"I knew right away who we wanted," Scott said, when choosing members for the band, more than five years ago. Scott had seen George impersonate Ringo, and knew he had the look, right down to the former Beatle's famously large nose.

Published 08/27/2009 - 9:25 p.m. CDT

Peggy Breit, Kelly Eckerman, and Maria Antonia have filed a discrimination suit against KMBC-TV Channel 9

By Debbie Coleman-Topi

The attorney representing three Kansas City female television news personalities, who are claiming age and sex discrimination from their employer, KMBC,may suffer a serious case of deja vu, if the case is transferred to federal court.

Kansas City Attorney Dennis Egan, who also helped represent KMBC Anchor Christine Craft during the 1980's, has filed a similar lawsuit on behalf of KMBC reporters and anchors Maria Antonia, Peggy Breit and Kelly Eckerman.
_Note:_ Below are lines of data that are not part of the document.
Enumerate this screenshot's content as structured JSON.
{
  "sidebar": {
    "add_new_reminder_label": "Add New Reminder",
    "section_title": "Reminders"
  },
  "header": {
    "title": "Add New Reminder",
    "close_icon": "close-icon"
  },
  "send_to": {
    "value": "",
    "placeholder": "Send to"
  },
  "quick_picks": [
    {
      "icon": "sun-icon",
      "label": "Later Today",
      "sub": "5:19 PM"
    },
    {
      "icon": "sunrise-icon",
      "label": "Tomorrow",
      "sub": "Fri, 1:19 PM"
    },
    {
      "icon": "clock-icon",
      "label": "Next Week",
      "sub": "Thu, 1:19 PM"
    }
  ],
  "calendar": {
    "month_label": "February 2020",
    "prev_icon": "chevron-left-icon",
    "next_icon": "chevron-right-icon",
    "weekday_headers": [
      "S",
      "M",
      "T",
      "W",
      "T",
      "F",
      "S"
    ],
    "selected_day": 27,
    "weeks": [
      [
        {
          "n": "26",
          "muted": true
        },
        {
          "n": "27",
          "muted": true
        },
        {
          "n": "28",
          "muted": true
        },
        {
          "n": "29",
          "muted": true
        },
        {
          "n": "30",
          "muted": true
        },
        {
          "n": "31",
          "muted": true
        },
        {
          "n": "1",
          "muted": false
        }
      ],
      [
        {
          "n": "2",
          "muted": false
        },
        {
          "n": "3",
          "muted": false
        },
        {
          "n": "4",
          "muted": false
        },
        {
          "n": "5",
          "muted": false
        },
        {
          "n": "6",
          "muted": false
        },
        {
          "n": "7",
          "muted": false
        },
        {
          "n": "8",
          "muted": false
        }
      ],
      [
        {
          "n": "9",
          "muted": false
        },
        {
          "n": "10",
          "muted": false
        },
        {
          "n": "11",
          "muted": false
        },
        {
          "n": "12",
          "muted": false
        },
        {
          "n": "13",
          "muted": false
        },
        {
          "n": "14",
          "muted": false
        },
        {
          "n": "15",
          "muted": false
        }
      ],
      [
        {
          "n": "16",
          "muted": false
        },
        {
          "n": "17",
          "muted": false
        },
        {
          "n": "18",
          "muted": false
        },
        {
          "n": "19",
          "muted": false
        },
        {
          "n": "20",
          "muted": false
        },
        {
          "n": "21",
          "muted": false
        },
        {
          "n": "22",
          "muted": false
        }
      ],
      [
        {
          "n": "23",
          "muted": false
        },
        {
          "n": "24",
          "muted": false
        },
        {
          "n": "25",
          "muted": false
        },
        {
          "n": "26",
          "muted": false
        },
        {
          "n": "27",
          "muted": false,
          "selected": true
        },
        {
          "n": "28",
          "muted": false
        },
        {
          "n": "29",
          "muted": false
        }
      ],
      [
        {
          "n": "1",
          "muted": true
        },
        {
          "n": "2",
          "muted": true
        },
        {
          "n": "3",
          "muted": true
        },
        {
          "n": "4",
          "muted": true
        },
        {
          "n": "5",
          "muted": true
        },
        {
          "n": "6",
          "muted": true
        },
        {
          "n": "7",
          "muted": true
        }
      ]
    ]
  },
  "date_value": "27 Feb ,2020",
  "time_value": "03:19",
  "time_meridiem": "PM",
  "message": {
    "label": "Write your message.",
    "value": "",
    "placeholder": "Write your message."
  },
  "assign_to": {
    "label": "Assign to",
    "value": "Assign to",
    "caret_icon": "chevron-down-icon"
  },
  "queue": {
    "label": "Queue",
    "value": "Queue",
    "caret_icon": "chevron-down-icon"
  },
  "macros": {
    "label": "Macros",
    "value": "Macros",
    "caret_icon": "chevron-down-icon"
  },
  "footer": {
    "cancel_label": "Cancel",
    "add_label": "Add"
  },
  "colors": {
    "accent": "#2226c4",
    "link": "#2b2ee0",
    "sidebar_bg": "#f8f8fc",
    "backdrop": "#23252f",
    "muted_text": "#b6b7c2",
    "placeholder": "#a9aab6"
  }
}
The suit, filed in 2008, claims the three were discriminated against when they were demoted based on their status as middle-aged women. The suit states that middle-aged and older men are kept in high-profile positions, regardless of their age.

"All three plaintiffs have been discriminated against and harassed, on a continuing basis, based on their age and/or gender (female)," the case states. The original suit cites a pattern of harassment and discrimination throughout the Kansas City television newsroom. "The environment at KMBC-TV has transformed over time, from one of cooperation into a hostile environment, permeated with threats, intimidation and disrespect," the suit states.

Craft's case was similar, charging KMBC officials, who are not the same ones today who manage the station, with telling her she was "too old, unattractive and not deferential enough to men."